From the Dick Act in 1903 to the National Defense Act of 1920 there were a number of significant changes to the Regular Army-National Guard relationship. The National Defense Act of 1908 provided for a National Militia Board to advise the Secretary of War on the conditions and needs of the Guard. This board was responsible for making recommendations on allowances, ammunition, inspections, and field training.7 The war in Europe in 1916 dictated some changes in the Guard as reflected in the National Defense Act of 1916 in which the Federal Government assumed a tighter control over the Guard. The government provided drill pay for the Guardsmen and more equipment while instituting a series of inspections to raise their standard of efficiency. The first full-time training of the Guard in a Federal status occurred in 1916 with their mobilization for duty on the Mexican Border. By the end of that summer 158,664 Guardsmen had served.8

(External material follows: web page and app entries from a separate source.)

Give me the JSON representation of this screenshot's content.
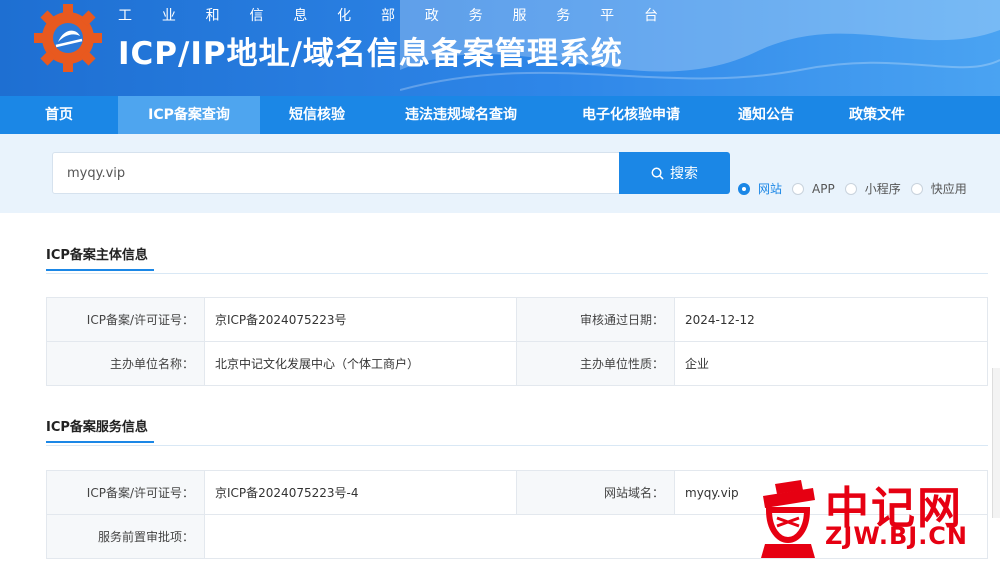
{
  "header": {
    "subtitle_chars": [
      "工",
      "业",
      "和",
      "信",
      "息",
      "化",
      "部",
      "政",
      "务",
      "服",
      "务",
      "平",
      "台"
    ],
    "title": "ICP/IP地址/域名信息备案管理系统"
  },
  "nav": {
    "items": [
      {
        "label": "首页",
        "width": 118
      },
      {
        "label": "ICP备案查询",
        "width": 142,
        "active": true
      },
      {
        "label": "短信核验",
        "width": 114
      },
      {
        "label": "违法违规域名查询",
        "width": 174
      },
      {
        "label": "电子化核验申请",
        "width": 166
      },
      {
        "label": "通知公告",
        "width": 104
      },
      {
        "label": "政策文件",
        "width": 118
      }
    ]
  },
  "search": {
    "value": "myqy.vip",
    "button_label": "搜索",
    "options": [
      {
        "label": "网站",
        "checked": true
      },
      {
        "label": "APP",
        "checked": false
      },
      {
        "label": "小程序",
        "checked": false
      },
      {
        "label": "快应用",
        "checked": false
      }
    ]
  },
  "subject": {
    "title": "ICP备案主体信息",
    "license_label": "ICP备案/许可证号：",
    "license_value": "京ICP备2024075223号",
    "date_label": "审核通过日期：",
    "date_value": "2024-12-12",
    "org_label": "主办单位名称：",
    "org_value": "北京中记文化发展中心（个体工商户）",
    "nature_label": "主办单位性质：",
    "nature_value": "企业"
  },
  "service": {
    "title": "ICP备案服务信息",
    "license_label": "ICP备案/许可证号：",
    "license_value": "京ICP备2024075223号-4",
    "domain_label": "网站域名：",
    "domain_value": "myqy.vip",
    "approval_label": "服务前置审批项：",
    "approval_value": ""
  },
  "watermark": {
    "text": "中记网",
    "sub": "ZJW.BJ.CN"
  },
  "colors": {
    "primary": "#1b87e6",
    "header_start": "#1e6fd2",
    "band": "#e9f3fc",
    "watermark": "#e60012"
  }
}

Following the Great War the entire military establishment underwent wholesale revision. Brigadier General John McAuley Palmer wrote the bulk of the National Defense Act of 1920 while on detail with the U.S. Congress. His concept was, for the most part, accepted and written into law. Palmer's blueprint for the military called for a small professional army which would garrison outposts and overseas bases, train the civilian reserves, and man a few divisions for initial protection during mobilization. Furthermore, there would be a citizen reserve of National Guard and Organized Reserve divisions, and universal military training.9 The Act called for a Regular Army of 280,000 enlisted and 18,000 officers with a National Guard of 450,000. The Federal Government would retain control over the Guard through appropriations and training inspections. These would be used to fill primarily the Organized Reserve Corps but also the National Guard and to a very limited degree the Regular Army.10

Universal military training was not passed as a part Of the 1920 National Defense Act. America's new-found abhorrence to war precluded the adaption of mandatory, peacetime military service. Should general war require full-mobilization the plan was for the Regular Army and the National Guard divisions to protect the country while the Organized Reserve Corps cadred volunteers in the new divisions. Palmer's creation was the embodiment of Root, expanded.

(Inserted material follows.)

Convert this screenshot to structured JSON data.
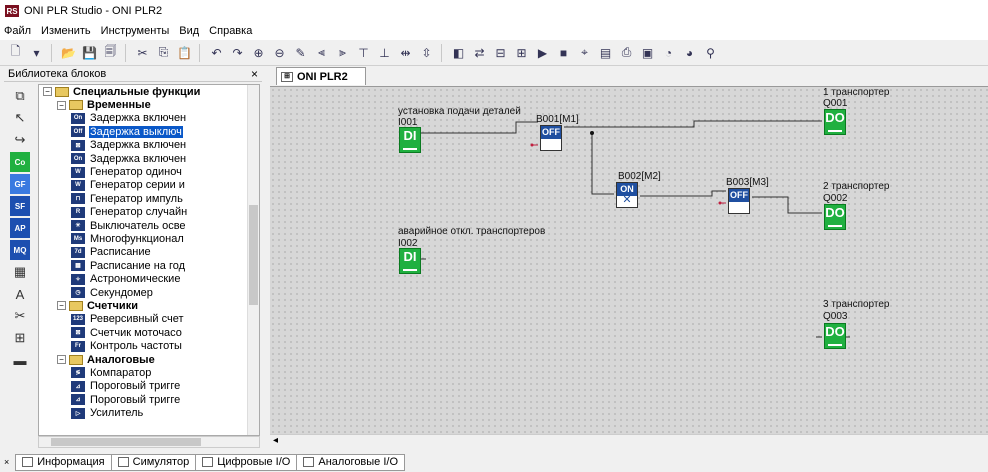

The National Defense Act of 1920 was the vanguard legislation directing the defense of the country until 1940. The original intent and the plan for the implementation of that intent was viable. However, the fiscal realities of the age and the rising pacifism in America never permitted it to mature. Neither the Regular Army nor the National Guard was brought to peacetime standards in personnel, equipment, or training. This left a great readiness void which would haunt it's leadership on the brink of World War II.

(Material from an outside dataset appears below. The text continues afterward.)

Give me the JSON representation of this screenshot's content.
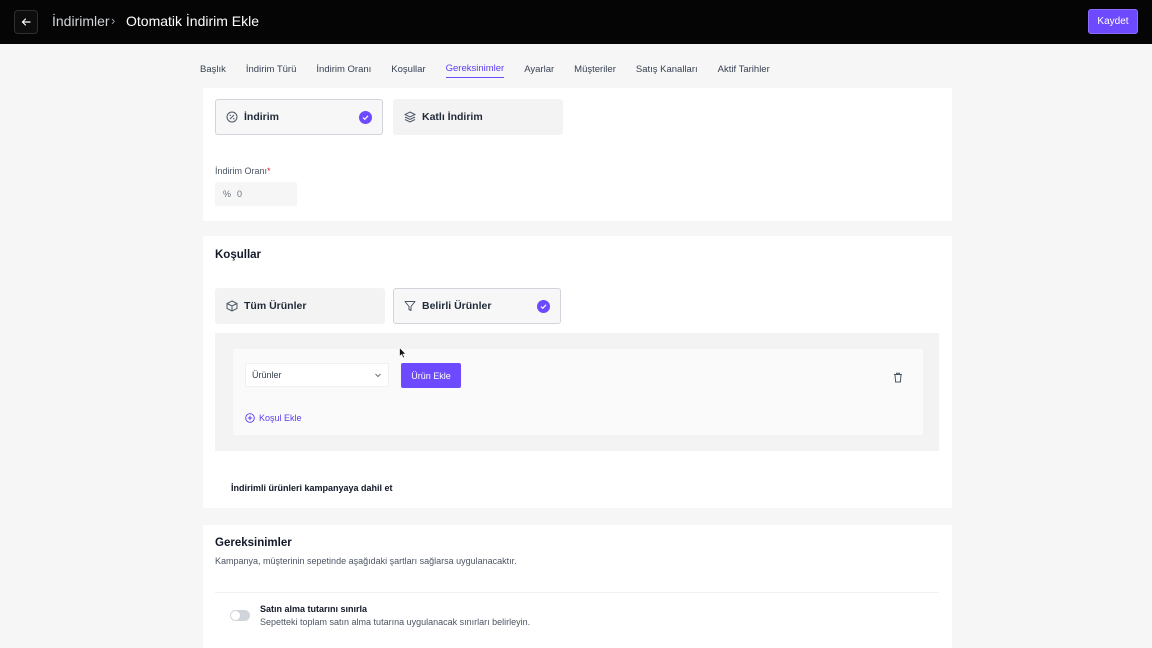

Front Matter  

Chapter Two



1 Omar N. Bradley and Clay Blair, A General's Life (NY: Simon and Schuster, 1983), p.483.

2 LTG Leslie J. McNair, memorandum dated 12 July 1944, subject: Recommendations on the Post-War National Guard.

3 Bradley, A General's Life, p. 483.

4 Martin Anderson ed., The Military Draft. (Stanford, Calif.: The Hoover Institution Press, 1982), p.303.

5 Elbridge Colby, The National Guard of the United States. (Manhattan, KS: MA/AH Publishing, Co., 1977), ch II, p.24.

6 Ibid., p. 6.

7 Ibid., ch IX, pp. 3-4.

8 Ibid., ch V, p. l.

9 M. Garry Clifford and Samuel R. Spencer, Jr., The First Peacetime Draft. (Lawrence, KS: University Press of Kansas, 1986) pp. 36-37.

10 Colby, ch VIII, pp.18-19 and Bennie J. Wilson ed., The Guard and Reserve in the Total Force. (Wash., DC: National Defense University Press, 1985), pp. 22-23.